- to deride; make fun of.
Origin of ridicule
SynonymsSee more synonyms on Thesaurus.com
Examples from the Web for ridicules
It ridicules Pentagon claims that the problems were the product of a “few rotten apples.”Obama v. the Justice Department
April 22, 2009
The persons whom Plato ridicules in the epilogue to the Euthydemus are of this class.Euthydemus
Franco Sacchetti (nov. 151) ridicules their claims to wisdom.The Civilisation of the Renaissance in Italy
He ridicules the arrogation to itself by the 'Compact' of a monopoly of loyalty.The Tribune of Nova Scotia</p>
W. L. (William Lawson) Grant
It ridicules the highest motives, and degrades the most heroic achievements.Robert Orange
John Oliver Hobbes
If a man sneers and ridicules, we are not to retaliate with ridicule and sneers.An Essay on Slavery and Abolitionism
Catharine E. Beecher
- language or behaviour intended to humiliate or mock; derision
- (tr) to make fun of, mock, or deride
Word Origin and History for ridicules
1680s, "make ridiculous," from ridicule (n.) or else from French ridiculer, from ridicule.
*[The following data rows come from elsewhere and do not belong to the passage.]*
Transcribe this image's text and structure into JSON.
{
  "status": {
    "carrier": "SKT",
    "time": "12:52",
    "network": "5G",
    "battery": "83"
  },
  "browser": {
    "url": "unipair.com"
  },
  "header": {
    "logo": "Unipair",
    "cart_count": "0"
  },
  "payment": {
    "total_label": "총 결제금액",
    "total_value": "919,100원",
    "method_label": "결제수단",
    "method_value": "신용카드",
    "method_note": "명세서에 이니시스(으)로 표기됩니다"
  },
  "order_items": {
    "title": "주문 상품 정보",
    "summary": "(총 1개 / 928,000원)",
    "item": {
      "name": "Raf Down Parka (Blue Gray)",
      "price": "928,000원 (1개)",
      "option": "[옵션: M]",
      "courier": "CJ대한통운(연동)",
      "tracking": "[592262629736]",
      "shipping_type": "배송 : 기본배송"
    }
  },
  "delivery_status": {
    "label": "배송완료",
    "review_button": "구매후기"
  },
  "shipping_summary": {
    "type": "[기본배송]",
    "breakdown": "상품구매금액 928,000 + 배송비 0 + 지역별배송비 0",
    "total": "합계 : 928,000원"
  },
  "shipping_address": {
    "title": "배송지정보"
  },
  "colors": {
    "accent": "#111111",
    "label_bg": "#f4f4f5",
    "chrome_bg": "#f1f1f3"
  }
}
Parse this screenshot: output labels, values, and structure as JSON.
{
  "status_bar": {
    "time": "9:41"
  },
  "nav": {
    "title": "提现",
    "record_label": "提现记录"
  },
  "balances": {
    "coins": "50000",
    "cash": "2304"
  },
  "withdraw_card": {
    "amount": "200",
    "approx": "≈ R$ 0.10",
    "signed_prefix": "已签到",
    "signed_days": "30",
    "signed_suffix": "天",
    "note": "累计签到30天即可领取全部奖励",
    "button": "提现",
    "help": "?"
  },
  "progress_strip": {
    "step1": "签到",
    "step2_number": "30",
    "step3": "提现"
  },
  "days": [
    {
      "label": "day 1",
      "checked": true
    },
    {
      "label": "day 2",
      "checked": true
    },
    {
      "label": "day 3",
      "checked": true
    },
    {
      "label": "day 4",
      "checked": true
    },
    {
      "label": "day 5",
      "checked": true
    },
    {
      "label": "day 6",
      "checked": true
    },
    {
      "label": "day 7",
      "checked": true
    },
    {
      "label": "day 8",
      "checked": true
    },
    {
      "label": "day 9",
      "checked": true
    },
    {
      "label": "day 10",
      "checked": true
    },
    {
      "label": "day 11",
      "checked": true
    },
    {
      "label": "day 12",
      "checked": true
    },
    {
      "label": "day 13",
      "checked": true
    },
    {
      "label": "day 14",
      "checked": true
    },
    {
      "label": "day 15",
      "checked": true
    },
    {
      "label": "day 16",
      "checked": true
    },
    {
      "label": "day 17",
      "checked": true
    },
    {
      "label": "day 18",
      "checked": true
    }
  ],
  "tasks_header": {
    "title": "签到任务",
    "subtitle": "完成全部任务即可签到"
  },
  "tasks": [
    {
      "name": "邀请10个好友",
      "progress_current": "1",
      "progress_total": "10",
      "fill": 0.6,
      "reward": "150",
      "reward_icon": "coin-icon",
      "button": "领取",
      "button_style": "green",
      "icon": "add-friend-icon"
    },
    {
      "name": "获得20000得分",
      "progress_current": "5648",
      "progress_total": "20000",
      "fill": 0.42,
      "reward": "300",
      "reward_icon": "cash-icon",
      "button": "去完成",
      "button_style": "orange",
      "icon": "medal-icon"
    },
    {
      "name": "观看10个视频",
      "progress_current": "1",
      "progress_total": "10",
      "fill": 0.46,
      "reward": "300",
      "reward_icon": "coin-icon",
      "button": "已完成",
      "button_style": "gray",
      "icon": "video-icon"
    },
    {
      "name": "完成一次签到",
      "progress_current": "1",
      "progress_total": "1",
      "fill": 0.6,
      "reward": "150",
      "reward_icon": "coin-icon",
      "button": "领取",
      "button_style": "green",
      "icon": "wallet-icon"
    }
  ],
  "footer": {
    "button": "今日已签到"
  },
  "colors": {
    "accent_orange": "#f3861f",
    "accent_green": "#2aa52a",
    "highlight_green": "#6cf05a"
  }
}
Meaning "make fun of" is from c.1700. Related: Ridiculed; ridiculing.
1670s, "absurd thing;" 1680s, "words or actions meant to invoke ridicule," from French ridicule, noun use of adjective (15c.), or from Latin ridiculum "laughing matter, joke," from noun use of neuter of ridiculus (see ridiculous).
"He who brings ridicule to bear against truth, finds in his hand a blade without a hilt." [Walter Savage Landor, "Imaginary Conversations"]